Source material:

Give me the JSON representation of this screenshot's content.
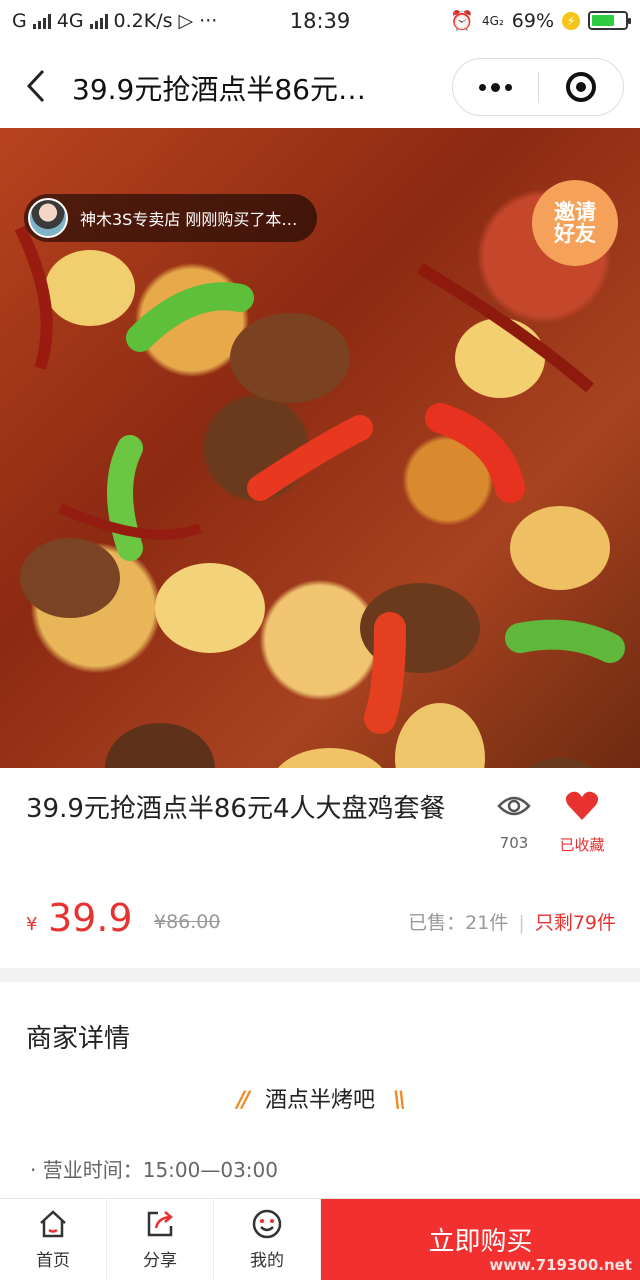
{
  "status_bar": {
    "carrier1": "G",
    "carrier2": "4G",
    "net_speed": "0.2K/s",
    "time": "18:39",
    "net_type": "4G₂",
    "battery_percent": "69%",
    "battery_level": 0.69
  },
  "nav": {
    "title": "39.9元抢酒点半86元…"
  },
  "hero": {
    "ticker_text": "神木3S专卖店 刚刚购买了本…",
    "invite_line1": "邀请",
    "invite_line2": "好友"
  },
  "product": {
    "title": "39.9元抢酒点半86元4人大盘鸡套餐",
    "views": "703",
    "favorite_label": "已收藏",
    "currency": "¥",
    "price": "39.9",
    "original_price": "¥86.00",
    "sold_text": "已售：21件",
    "separator": "|",
    "remaining_text": "只剩79件"
  },
  "merchant": {
    "section_title": "商家详情",
    "shop_name": "酒点半烤吧",
    "deco_left": "//",
    "deco_right": "\\\\",
    "hours": "· 营业时间：15:00—03:00"
  },
  "tabbar": {
    "home": "首页",
    "share": "分享",
    "mine": "我的",
    "buy": "立即购买",
    "watermark": "www.719300.net"
  },
  "colors": {
    "accent": "#e8322f",
    "buy_bg": "#f23030",
    "invite_bg": "#f6a15a"
  }
}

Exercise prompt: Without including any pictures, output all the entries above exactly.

Solution for this task:
Give me the JSON representation of this screenshot's content.
{
  "status_bar": {
    "carrier1": "G",
    "carrier2": "4G",
    "net_speed": "0.2K/s",
    "time": "18:39",
    "net_type": "4G₂",
    "battery_percent": "69%",
    "battery_level": 0.69
  },
  "nav": {
    "title": "39.9元抢酒点半86元…"
  },
  "hero": {
    "ticker_text": "神木3S专卖店 刚刚购买了本…",
    "invite_line1": "邀请",
    "invite_line2": "好友"
  },
  "product": {
    "title": "39.9元抢酒点半86元4人大盘鸡套餐",
    "views": "703",
    "favorite_label": "已收藏",
    "currency": "¥",
    "price": "39.9",
    "original_price": "¥86.00",
    "sold_text": "已售：21件",
    "separator": "|",
    "remaining_text": "只剩79件"
  },
  "merchant": {
    "section_title": "商家详情",
    "shop_name": "酒点半烤吧",
    "deco_left": "//",
    "deco_right": "\\\\",
    "hours": "· 营业时间：15:00—03:00"
  },
  "tabbar": {
    "home": "首页",
    "share": "分享",
    "mine": "我的",
    "buy": "立即购买",
    "watermark": "www.719300.net"
  },
  "colors": {
    "accent": "#e8322f",
    "buy_bg": "#f23030",
    "invite_bg": "#f6a15a"
  }
}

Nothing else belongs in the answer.